Clark Gable as Peter Warne in It Happened One Night
Now Peter Warne is a reporter who will go to any length to get a good story. And you gotta admit, he put up with a lot of nonsense from Ellie on their trip together. But when it comes down to it, Peter isn’t a greedy man. After falling in love with Ellie, he just wants to publish his story so he can have the money to marry her. And even when it looks like she’s left him to go back to Westley, he still doesn’t care about the huge reward. All he wants cares about is getting his expenses reimbursed.
Joan Crawford as Bonnie Jordan in Dance, Fools, Dance
Bonnie Jordan may be just a rookie reporter, but she also goes the extra mile for her job. When one of her fellow reporters is killed while investigating gangster Jake Luva (played by Clark Gable), her editor sends her to find out who is responsible for his death. So Bonnie takes a job dancing in Jake’s nightclub so she can get close to him. Of course, she ends up biting more than she can chew and even though she gets her story, she decides being a reporter just isn’t right for her after all. But you’ve certainly got to give her credit for giving it her all.
Glenda Farrell as Florence Dempsey in Mystery of the Wax Museum
You can always count on Glenda Farrell to bring plenty of sass to her characters and Mystery of the Wax Museum is no exception. Not only is Florence sassy, she can dig up stories on slow news days and is smart enough to figure out what’s really happening at the wax museum. Every newspaper needs a Florence Dempsey type on their staff.
James Cagney as Danny Keane in Picture Snatcher
Gotta love Danny Keane. After giving up being a gangster, he decides to pursue his lifelong dream of being a newspaper reporter. He doesn’t work at the best paper in town, but he makes the most of the opportunity. Danny is clever, resourceful, and not afraid to break the rules, so he excels at getting some hard-to-get pictures for the paper. Even though he’s not the most ethical journalist, he’s not cold and ruthless, either.

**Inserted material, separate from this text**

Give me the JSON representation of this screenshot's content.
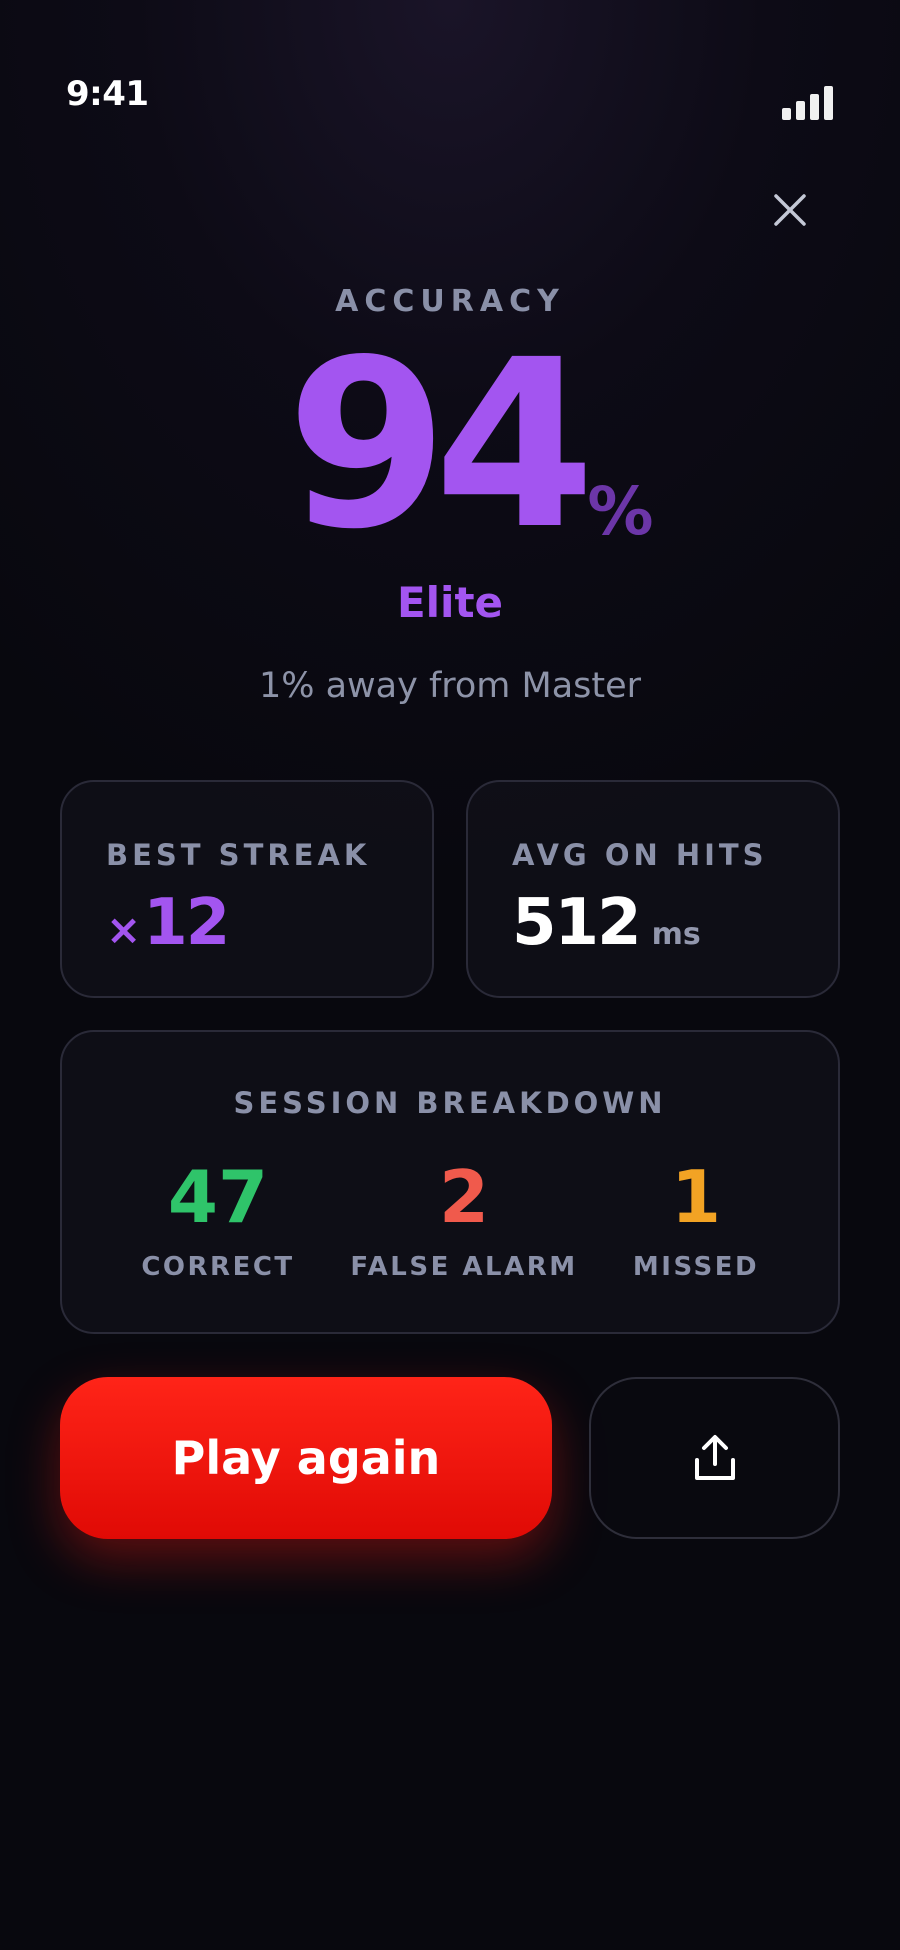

When he goes too far on the job and ends up hurting the girl he’s fallen in love with, he feels just awful about it.
For more contributions to the Journalism in Classic Film Blogathon, head on over to Comet Over Hollywood or Lindsay’s Movie Musings.